• **Task description**: Copy each line of the data below in which the word "name" can be found.
===== Data =====
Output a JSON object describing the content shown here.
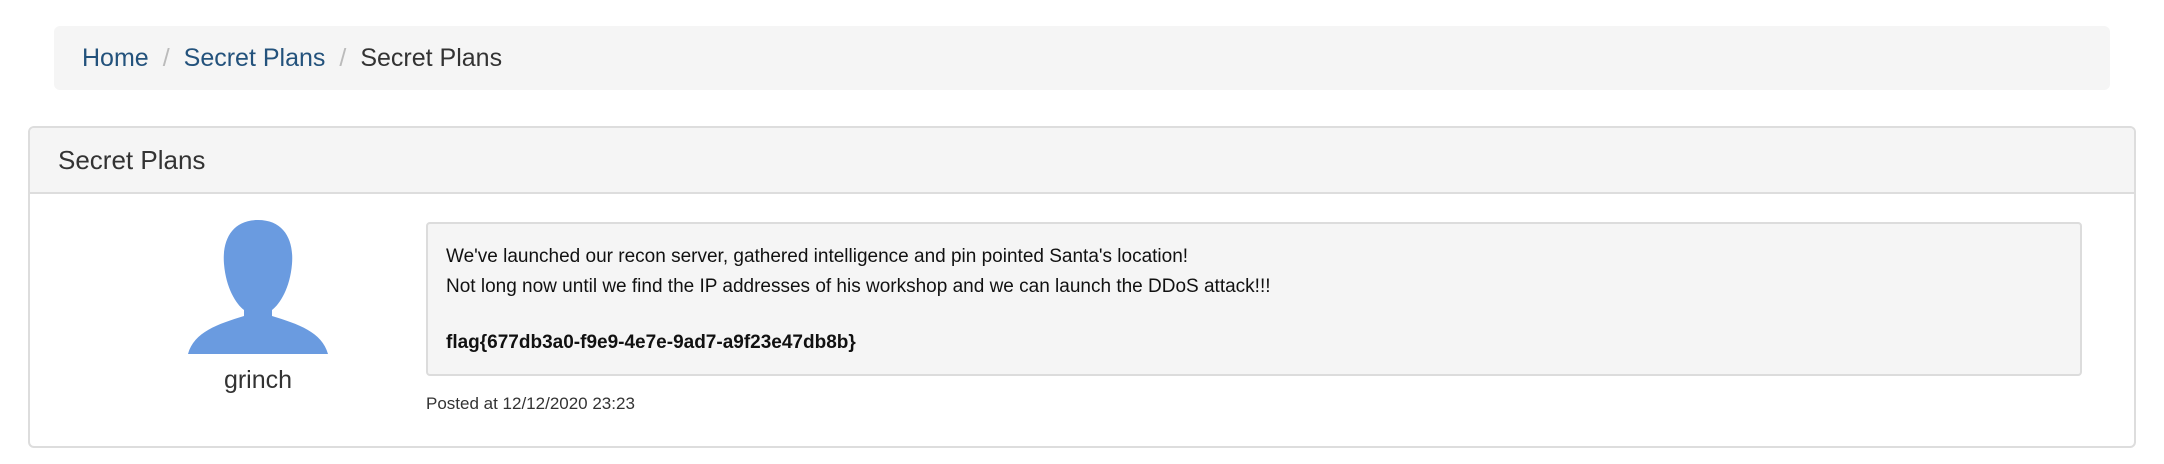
{
  "breadcrumb": {
    "items": [
      {
        "label": "Home"
      },
      {
        "label": "Secret Plans"
      },
      {
        "label": "Secret Plans"
      }
    ],
    "separator": "/"
  },
  "panel": {
    "title": "Secret Plans"
  },
  "post": {
    "author": "grinch",
    "avatar_icon": "user-silhouette-icon",
    "avatar_color": "#6a9be0",
    "lines": [
      "We've launched our recon server, gathered intelligence and pin pointed Santa's location!",
      "Not long now until we find the IP addresses of his workshop and we can launch the DDoS attack!!!"
    ],
    "flag": "flag{677db3a0-f9e9-4e7e-9ad7-a9f23e47db8b}",
    "posted": "Posted at 12/12/2020 23:23"
  }
}
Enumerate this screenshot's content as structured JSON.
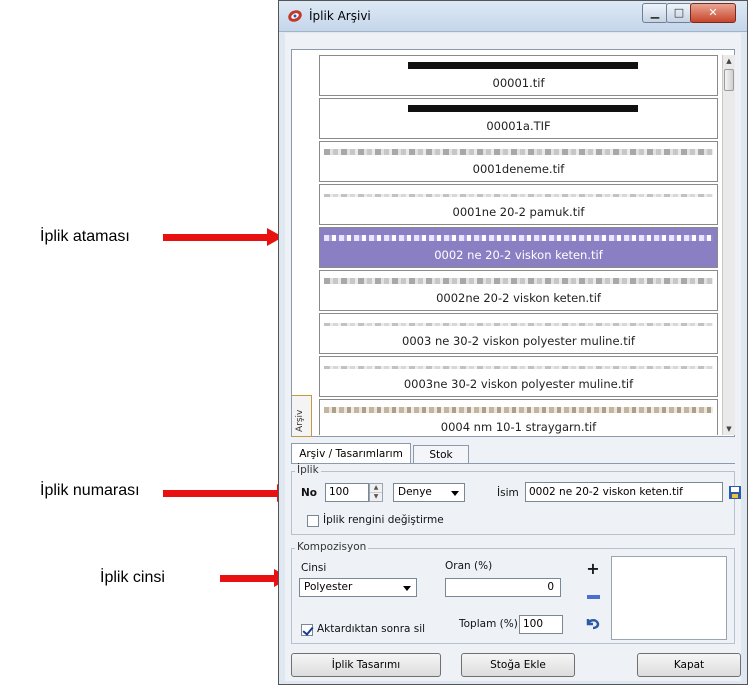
{
  "annotations": {
    "iplik_atamasi": "İplik ataması",
    "iplik_numarasi": "İplik numarası",
    "iplik_cinsi": "İplik cinsi"
  },
  "window": {
    "title": "İplik Arşivi",
    "side_tab": "Arşiv"
  },
  "files": [
    {
      "name": "00001.tif",
      "pattern": "black"
    },
    {
      "name": "00001a.TIF",
      "pattern": "black"
    },
    {
      "name": "0001deneme.tif",
      "pattern": "gray"
    },
    {
      "name": "0001ne 20-2 pamuk.tif",
      "pattern": "thin"
    },
    {
      "name": "0002 ne 20-2 viskon keten.tif",
      "pattern": "gray",
      "selected": true
    },
    {
      "name": "0002ne 20-2 viskon keten.tif",
      "pattern": "gray"
    },
    {
      "name": "0003 ne 30-2 viskon polyester muline.tif",
      "pattern": "thin"
    },
    {
      "name": "0003ne 30-2 viskon polyester muline.tif",
      "pattern": "thin"
    },
    {
      "name": "0004 nm 10-1 straygarn.tif",
      "pattern": "tan"
    },
    {
      "name": "",
      "pattern": "tan"
    }
  ],
  "tabs": [
    "Arşiv / Tasarımlarım",
    "Stok"
  ],
  "iplik": {
    "group_label": "İplik",
    "no_label": "No",
    "no_value": "100",
    "unit": "Denye",
    "isim_label": "İsim",
    "isim_value": "0002 ne 20-2 viskon keten.tif",
    "keep_color_label": "İplik rengini değiştirme"
  },
  "kompozisyon": {
    "group_label": "Kompozisyon",
    "cinsi_label": "Cinsi",
    "cinsi_value": "Polyester",
    "oran_label": "Oran (%)",
    "oran_value": "0",
    "delete_after_label": "Aktardıktan sonra sil",
    "toplam_label": "Toplam (%)",
    "toplam_value": "100"
  },
  "buttons": {
    "design": "İplik Tasarımı",
    "add_stock": "Stoğa Ekle",
    "close": "Kapat"
  },
  "colors": {
    "arrow": "#e81010",
    "selection": "#8b7fc4"
  }
}
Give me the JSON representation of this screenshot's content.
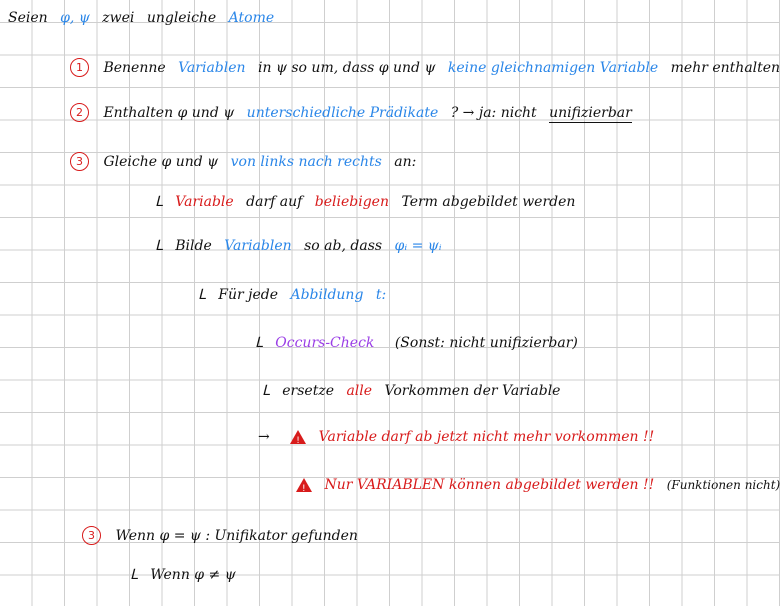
{
  "lines": {
    "l1": {
      "a": "Seien",
      "b": "φ, ψ",
      "c": "zwei",
      "d": "ungleiche",
      "e": "Atome"
    },
    "l2": {
      "num": "1",
      "a": "Benenne",
      "b": "Variablen",
      "c": "in ψ so um, dass φ und ψ",
      "d": "keine gleichnamigen Variable",
      "e": "mehr enthalten"
    },
    "l3": {
      "num": "2",
      "a": "Enthalten φ und ψ",
      "b": "unterschiedliche Prädikate",
      "c": "? → ja: nicht",
      "d": "unifizierbar"
    },
    "l4": {
      "num": "3",
      "a": "Gleiche φ und ψ",
      "b": "von links nach rechts",
      "c": "an:"
    },
    "l5": {
      "lead": "ᒪ",
      "a": "Variable",
      "b": "darf auf",
      "c": "beliebigen",
      "d": "Term abgebildet werden"
    },
    "l6": {
      "lead": "ᒪ",
      "a": "Bilde",
      "b": "Variablen",
      "c": "so ab, dass",
      "d": "φᵢ = ψᵢ"
    },
    "l7": {
      "lead": "ᒪ",
      "a": "Für jede",
      "b": "Abbildung",
      "c": "t:"
    },
    "l8": {
      "lead": "ᒪ",
      "a": "Occurs-Check",
      "b": "(Sonst: nicht unifizierbar)"
    },
    "l9": {
      "lead": "ᒪ",
      "a": "ersetze",
      "b": "alle",
      "c": "Vorkommen der Variable"
    },
    "l10": {
      "lead": "→",
      "a": "Variable darf ab jetzt nicht mehr vorkommen !!"
    },
    "l11": {
      "a": "Nur VARIABLEN können abgebildet werden !!",
      "b": "(Funktionen nicht)"
    },
    "l12": {
      "num": "3",
      "a": "Wenn φ = ψ : Unifikator gefunden"
    },
    "l13": {
      "lead": "ᒪ",
      "a": "Wenn φ ≠ ψ"
    }
  },
  "colors": {
    "ink": "#111111",
    "blue": "#2a86e8",
    "red": "#d81b1b",
    "purple": "#9a3ee6",
    "grid": "#cfcfcf"
  }
}
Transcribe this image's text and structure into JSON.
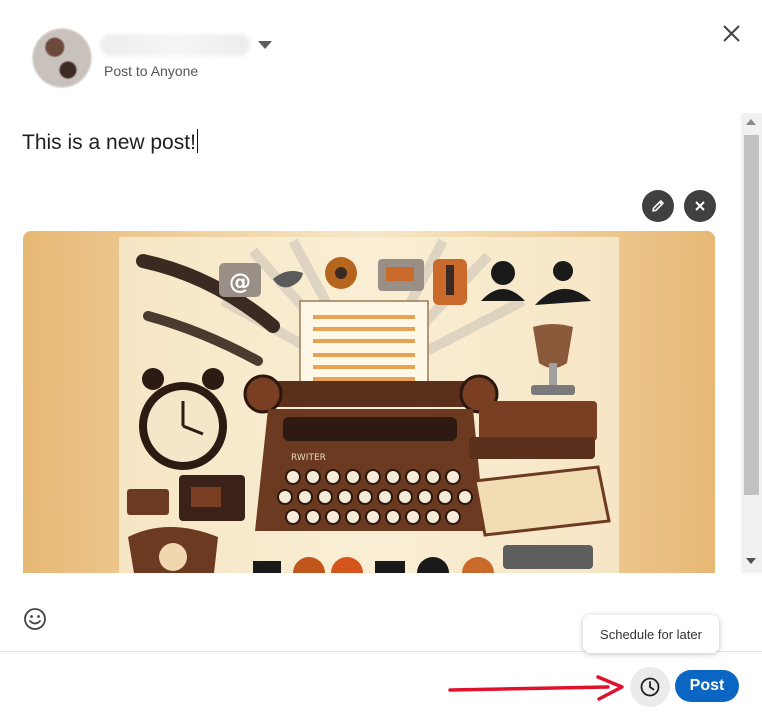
{
  "composer": {
    "audience_label": "Post to Anyone",
    "post_text": "This is a new post!",
    "tooltip": "Schedule for later",
    "post_button": "Post"
  },
  "icons": {
    "close": "close-icon",
    "edit": "pencil-icon",
    "remove": "close-icon",
    "emoji": "smiley-icon",
    "schedule": "clock-icon"
  },
  "image": {
    "description_label": "WRITER"
  },
  "colors": {
    "primary": "#0a66c2",
    "annotation_arrow": "#e0112b",
    "icon_button_bg": "#404040"
  }
}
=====
• **Written response**:
      "name": "00001.tif",
      "name": "00001a.TIF",
      "name": "0001deneme.tif",
      "name": "0001ne 20-2 pamuk.tif",
      "name": "0002 ne 20-2 viskon keten.tif",
      "name": "0002ne 20-2 viskon keten.tif",
      "name": "0003 ne 30-2 viskon polyester muline.tif",
      "name": "0003ne 30-2 viskon polyester muline.tif",
      "name": "0004 nm 10-1 straygarn.tif",
      "name": "",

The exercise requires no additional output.